Provided records -
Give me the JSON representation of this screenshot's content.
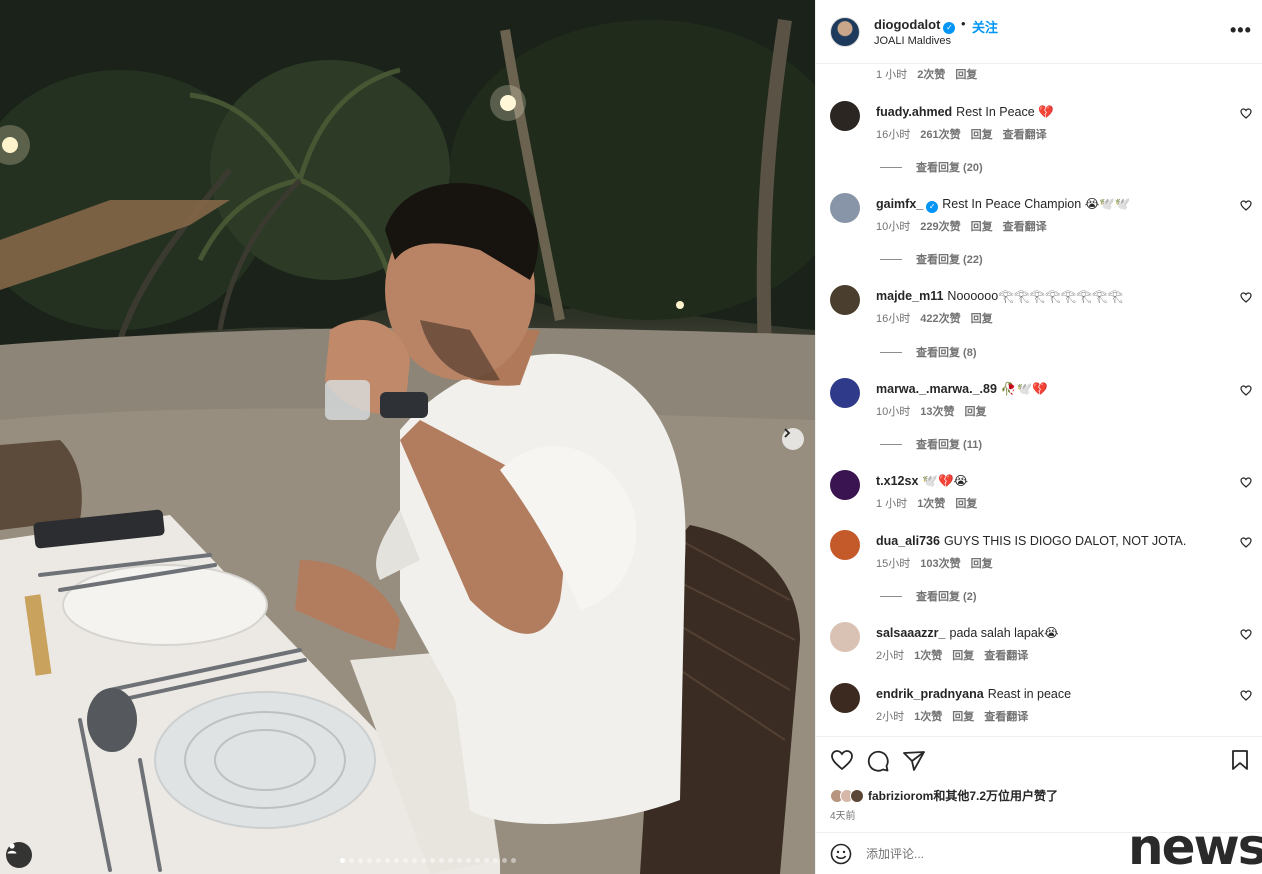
{
  "post": {
    "username": "diogodalot",
    "follow_label": "关注",
    "separator": "•",
    "location": "JOALI Maldives",
    "carousel_total": 20,
    "carousel_active": 1
  },
  "top_meta": {
    "time": "1 小时",
    "likes": "2次赞",
    "reply": "回复"
  },
  "comments": [
    {
      "user": "fuady.ahmed",
      "verified": false,
      "text": "Rest In Peace 💔",
      "time": "16小时",
      "likes": "261次赞",
      "reply": "回复",
      "translate": "查看翻译",
      "replies": "查看回复 (20)",
      "avatar": "#2b2622"
    },
    {
      "user": "gaimfx_",
      "verified": true,
      "text": "Rest In Peace Champion 😭🕊️🕊️",
      "time": "10小时",
      "likes": "229次赞",
      "reply": "回复",
      "translate": "查看翻译",
      "replies": "查看回复 (22)",
      "avatar": "#8895a8"
    },
    {
      "user": "majde_m11",
      "verified": false,
      "text": "Noooooo𓂀𓂀𓂀𓂀𓂀𓂀𓂀𓂀",
      "time": "16小时",
      "likes": "422次赞",
      "reply": "回复",
      "translate": "",
      "replies": "查看回复 (8)",
      "avatar": "#4a3f2e"
    },
    {
      "user": "marwa._.marwa._.89",
      "verified": false,
      "text": "🥀🕊️💔",
      "time": "10小时",
      "likes": "13次赞",
      "reply": "回复",
      "translate": "",
      "replies": "查看回复 (11)",
      "avatar": "#2f3a8a"
    },
    {
      "user": "t.x12sx",
      "verified": false,
      "text": "🕊️💔😭",
      "time": "1 小时",
      "likes": "1次赞",
      "reply": "回复",
      "translate": "",
      "replies": "",
      "avatar": "#3a1450"
    },
    {
      "user": "dua_ali736",
      "verified": false,
      "text": "GUYS THIS IS DIOGO DALOT, NOT JOTA.",
      "time": "15小时",
      "likes": "103次赞",
      "reply": "回复",
      "translate": "",
      "replies": "查看回复 (2)",
      "avatar": "#c45a2a"
    },
    {
      "user": "salsaaazzr_",
      "verified": false,
      "text": "pada salah lapak😭",
      "time": "2小时",
      "likes": "1次赞",
      "reply": "回复",
      "translate": "查看翻译",
      "replies": "",
      "avatar": "#d9c2b4"
    },
    {
      "user": "endrik_pradnyana",
      "verified": false,
      "text": "Reast in peace",
      "time": "2小时",
      "likes": "1次赞",
      "reply": "回复",
      "translate": "查看翻译",
      "replies": "",
      "avatar": "#3c2a20"
    }
  ],
  "likes_text": "fabriziorom和其他7.2万位用户赞了",
  "post_date": "4天前",
  "comment_placeholder": "添加评论...",
  "watermark": "news",
  "colors": {
    "link_blue": "#0095f6",
    "heart_red": "#e0245e",
    "muted": "#737373"
  }
}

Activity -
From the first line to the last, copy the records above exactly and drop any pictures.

Output of the task -
Give me the JSON representation of this screenshot's content.
{
  "post": {
    "username": "diogodalot",
    "follow_label": "关注",
    "separator": "•",
    "location": "JOALI Maldives",
    "carousel_total": 20,
    "carousel_active": 1
  },
  "top_meta": {
    "time": "1 小时",
    "likes": "2次赞",
    "reply": "回复"
  },
  "comments": [
    {
      "user": "fuady.ahmed",
      "verified": false,
      "text": "Rest In Peace 💔",
      "time": "16小时",
      "likes": "261次赞",
      "reply": "回复",
      "translate": "查看翻译",
      "replies": "查看回复 (20)",
      "avatar": "#2b2622"
    },
    {
      "user": "gaimfx_",
      "verified": true,
      "text": "Rest In Peace Champion 😭🕊️🕊️",
      "time": "10小时",
      "likes": "229次赞",
      "reply": "回复",
      "translate": "查看翻译",
      "replies": "查看回复 (22)",
      "avatar": "#8895a8"
    },
    {
      "user": "majde_m11",
      "verified": false,
      "text": "Noooooo𓂀𓂀𓂀𓂀𓂀𓂀𓂀𓂀",
      "time": "16小时",
      "likes": "422次赞",
      "reply": "回复",
      "translate": "",
      "replies": "查看回复 (8)",
      "avatar": "#4a3f2e"
    },
    {
      "user": "marwa._.marwa._.89",
      "verified": false,
      "text": "🥀🕊️💔",
      "time": "10小时",
      "likes": "13次赞",
      "reply": "回复",
      "translate": "",
      "replies": "查看回复 (11)",
      "avatar": "#2f3a8a"
    },
    {
      "user": "t.x12sx",
      "verified": false,
      "text": "🕊️💔😭",
      "time": "1 小时",
      "likes": "1次赞",
      "reply": "回复",
      "translate": "",
      "replies": "",
      "avatar": "#3a1450"
    },
    {
      "user": "dua_ali736",
      "verified": false,
      "text": "GUYS THIS IS DIOGO DALOT, NOT JOTA.",
      "time": "15小时",
      "likes": "103次赞",
      "reply": "回复",
      "translate": "",
      "replies": "查看回复 (2)",
      "avatar": "#c45a2a"
    },
    {
      "user": "salsaaazzr_",
      "verified": false,
      "text": "pada salah lapak😭",
      "time": "2小时",
      "likes": "1次赞",
      "reply": "回复",
      "translate": "查看翻译",
      "replies": "",
      "avatar": "#d9c2b4"
    },
    {
      "user": "endrik_pradnyana",
      "verified": false,
      "text": "Reast in peace",
      "time": "2小时",
      "likes": "1次赞",
      "reply": "回复",
      "translate": "查看翻译",
      "replies": "",
      "avatar": "#3c2a20"
    }
  ],
  "likes_text": "fabriziorom和其他7.2万位用户赞了",
  "post_date": "4天前",
  "comment_placeholder": "添加评论...",
  "watermark": "news",
  "colors": {
    "link_blue": "#0095f6",
    "heart_red": "#e0245e",
    "muted": "#737373"
  }
}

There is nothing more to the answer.